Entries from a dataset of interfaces
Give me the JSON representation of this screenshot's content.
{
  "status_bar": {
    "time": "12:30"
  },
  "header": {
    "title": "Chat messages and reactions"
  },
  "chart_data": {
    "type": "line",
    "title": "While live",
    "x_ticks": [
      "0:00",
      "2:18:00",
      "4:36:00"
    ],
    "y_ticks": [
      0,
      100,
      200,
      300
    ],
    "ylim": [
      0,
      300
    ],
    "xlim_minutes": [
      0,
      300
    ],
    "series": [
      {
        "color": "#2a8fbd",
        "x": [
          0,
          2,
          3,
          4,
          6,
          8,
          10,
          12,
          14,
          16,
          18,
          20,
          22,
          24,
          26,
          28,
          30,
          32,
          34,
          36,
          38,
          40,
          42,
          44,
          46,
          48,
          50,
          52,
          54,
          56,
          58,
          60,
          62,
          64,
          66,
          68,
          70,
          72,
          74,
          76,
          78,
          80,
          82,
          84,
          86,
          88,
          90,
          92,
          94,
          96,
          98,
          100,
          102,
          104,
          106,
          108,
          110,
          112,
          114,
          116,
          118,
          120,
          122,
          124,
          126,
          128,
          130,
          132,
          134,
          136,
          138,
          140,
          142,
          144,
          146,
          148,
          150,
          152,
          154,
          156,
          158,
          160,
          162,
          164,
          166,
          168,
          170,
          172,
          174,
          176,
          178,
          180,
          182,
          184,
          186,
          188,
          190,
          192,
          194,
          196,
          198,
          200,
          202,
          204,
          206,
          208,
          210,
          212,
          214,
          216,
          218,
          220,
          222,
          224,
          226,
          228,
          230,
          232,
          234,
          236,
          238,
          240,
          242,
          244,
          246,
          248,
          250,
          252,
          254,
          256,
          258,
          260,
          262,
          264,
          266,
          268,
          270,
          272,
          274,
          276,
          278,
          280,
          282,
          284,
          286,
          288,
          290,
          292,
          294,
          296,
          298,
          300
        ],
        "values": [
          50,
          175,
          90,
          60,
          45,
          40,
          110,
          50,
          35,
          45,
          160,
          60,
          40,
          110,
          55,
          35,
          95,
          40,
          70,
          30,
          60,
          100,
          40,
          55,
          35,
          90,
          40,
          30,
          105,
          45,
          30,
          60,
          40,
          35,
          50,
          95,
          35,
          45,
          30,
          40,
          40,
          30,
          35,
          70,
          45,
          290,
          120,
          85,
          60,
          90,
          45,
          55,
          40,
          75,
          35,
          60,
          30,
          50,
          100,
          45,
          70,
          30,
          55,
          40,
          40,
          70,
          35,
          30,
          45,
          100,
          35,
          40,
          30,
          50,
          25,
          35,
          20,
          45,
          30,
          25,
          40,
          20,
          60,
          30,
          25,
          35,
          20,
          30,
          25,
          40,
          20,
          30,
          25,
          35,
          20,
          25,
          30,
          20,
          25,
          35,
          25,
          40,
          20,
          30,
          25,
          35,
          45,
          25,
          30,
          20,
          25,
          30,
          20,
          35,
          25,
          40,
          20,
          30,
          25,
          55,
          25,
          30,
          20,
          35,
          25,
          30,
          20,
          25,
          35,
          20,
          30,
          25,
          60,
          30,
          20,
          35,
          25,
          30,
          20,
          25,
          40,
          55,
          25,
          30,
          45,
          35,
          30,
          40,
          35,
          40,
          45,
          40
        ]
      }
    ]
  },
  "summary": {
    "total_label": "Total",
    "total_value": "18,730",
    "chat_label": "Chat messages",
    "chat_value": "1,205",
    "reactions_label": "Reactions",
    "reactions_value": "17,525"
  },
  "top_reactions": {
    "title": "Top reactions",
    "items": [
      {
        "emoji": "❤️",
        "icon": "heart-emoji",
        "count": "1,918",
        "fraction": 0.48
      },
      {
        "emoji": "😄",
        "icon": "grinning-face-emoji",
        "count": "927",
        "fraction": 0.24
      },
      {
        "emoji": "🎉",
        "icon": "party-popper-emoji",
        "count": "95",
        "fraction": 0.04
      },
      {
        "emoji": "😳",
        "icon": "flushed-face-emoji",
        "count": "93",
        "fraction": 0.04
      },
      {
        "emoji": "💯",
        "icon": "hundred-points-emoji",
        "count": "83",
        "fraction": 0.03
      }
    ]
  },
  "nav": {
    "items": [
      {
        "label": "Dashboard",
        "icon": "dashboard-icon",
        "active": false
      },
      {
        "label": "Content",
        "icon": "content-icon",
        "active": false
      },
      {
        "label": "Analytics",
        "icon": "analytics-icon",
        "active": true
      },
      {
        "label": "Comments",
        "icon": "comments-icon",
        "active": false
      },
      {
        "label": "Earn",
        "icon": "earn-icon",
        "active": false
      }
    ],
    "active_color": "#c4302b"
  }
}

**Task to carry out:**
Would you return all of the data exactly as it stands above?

**Answer space:**
Give me the JSON representation of this screenshot's content.
{
  "status_bar": {
    "time": "12:30"
  },
  "header": {
    "title": "Chat messages and reactions"
  },
  "chart_data": {
    "type": "line",
    "title": "While live",
    "x_ticks": [
      "0:00",
      "2:18:00",
      "4:36:00"
    ],
    "y_ticks": [
      0,
      100,
      200,
      300
    ],
    "ylim": [
      0,
      300
    ],
    "xlim_minutes": [
      0,
      300
    ],
    "series": [
      {
        "color": "#2a8fbd",
        "x": [
          0,
          2,
          3,
          4,
          6,
          8,
          10,
          12,
          14,
          16,
          18,
          20,
          22,
          24,
          26,
          28,
          30,
          32,
          34,
          36,
          38,
          40,
          42,
          44,
          46,
          48,
          50,
          52,
          54,
          56,
          58,
          60,
          62,
          64,
          66,
          68,
          70,
          72,
          74,
          76,
          78,
          80,
          82,
          84,
          86,
          88,
          90,
          92,
          94,
          96,
          98,
          100,
          102,
          104,
          106,
          108,
          110,
          112,
          114,
          116,
          118,
          120,
          122,
          124,
          126,
          128,
          130,
          132,
          134,
          136,
          138,
          140,
          142,
          144,
          146,
          148,
          150,
          152,
          154,
          156,
          158,
          160,
          162,
          164,
          166,
          168,
          170,
          172,
          174,
          176,
          178,
          180,
          182,
          184,
          186,
          188,
          190,
          192,
          194,
          196,
          198,
          200,
          202,
          204,
          206,
          208,
          210,
          212,
          214,
          216,
          218,
          220,
          222,
          224,
          226,
          228,
          230,
          232,
          234,
          236,
          238,
          240,
          242,
          244,
          246,
          248,
          250,
          252,
          254,
          256,
          258,
          260,
          262,
          264,
          266,
          268,
          270,
          272,
          274,
          276,
          278,
          280,
          282,
          284,
          286,
          288,
          290,
          292,
          294,
          296,
          298,
          300
        ],
        "values": [
          50,
          175,
          90,
          60,
          45,
          40,
          110,
          50,
          35,
          45,
          160,
          60,
          40,
          110,
          55,
          35,
          95,
          40,
          70,
          30,
          60,
          100,
          40,
          55,
          35,
          90,
          40,
          30,
          105,
          45,
          30,
          60,
          40,
          35,
          50,
          95,
          35,
          45,
          30,
          40,
          40,
          30,
          35,
          70,
          45,
          290,
          120,
          85,
          60,
          90,
          45,
          55,
          40,
          75,
          35,
          60,
          30,
          50,
          100,
          45,
          70,
          30,
          55,
          40,
          40,
          70,
          35,
          30,
          45,
          100,
          35,
          40,
          30,
          50,
          25,
          35,
          20,
          45,
          30,
          25,
          40,
          20,
          60,
          30,
          25,
          35,
          20,
          30,
          25,
          40,
          20,
          30,
          25,
          35,
          20,
          25,
          30,
          20,
          25,
          35,
          25,
          40,
          20,
          30,
          25,
          35,
          45,
          25,
          30,
          20,
          25,
          30,
          20,
          35,
          25,
          40,
          20,
          30,
          25,
          55,
          25,
          30,
          20,
          35,
          25,
          30,
          20,
          25,
          35,
          20,
          30,
          25,
          60,
          30,
          20,
          35,
          25,
          30,
          20,
          25,
          40,
          55,
          25,
          30,
          45,
          35,
          30,
          40,
          35,
          40,
          45,
          40
        ]
      }
    ]
  },
  "summary": {
    "total_label": "Total",
    "total_value": "18,730",
    "chat_label": "Chat messages",
    "chat_value": "1,205",
    "reactions_label": "Reactions",
    "reactions_value": "17,525"
  },
  "top_reactions": {
    "title": "Top reactions",
    "items": [
      {
        "emoji": "❤️",
        "icon": "heart-emoji",
        "count": "1,918",
        "fraction": 0.48
      },
      {
        "emoji": "😄",
        "icon": "grinning-face-emoji",
        "count": "927",
        "fraction": 0.24
      },
      {
        "emoji": "🎉",
        "icon": "party-popper-emoji",
        "count": "95",
        "fraction": 0.04
      },
      {
        "emoji": "😳",
        "icon": "flushed-face-emoji",
        "count": "93",
        "fraction": 0.04
      },
      {
        "emoji": "💯",
        "icon": "hundred-points-emoji",
        "count": "83",
        "fraction": 0.03
      }
    ]
  },
  "nav": {
    "items": [
      {
        "label": "Dashboard",
        "icon": "dashboard-icon",
        "active": false
      },
      {
        "label": "Content",
        "icon": "content-icon",
        "active": false
      },
      {
        "label": "Analytics",
        "icon": "analytics-icon",
        "active": true
      },
      {
        "label": "Comments",
        "icon": "comments-icon",
        "active": false
      },
      {
        "label": "Earn",
        "icon": "earn-icon",
        "active": false
      }
    ],
    "active_color": "#c4302b"
  }
}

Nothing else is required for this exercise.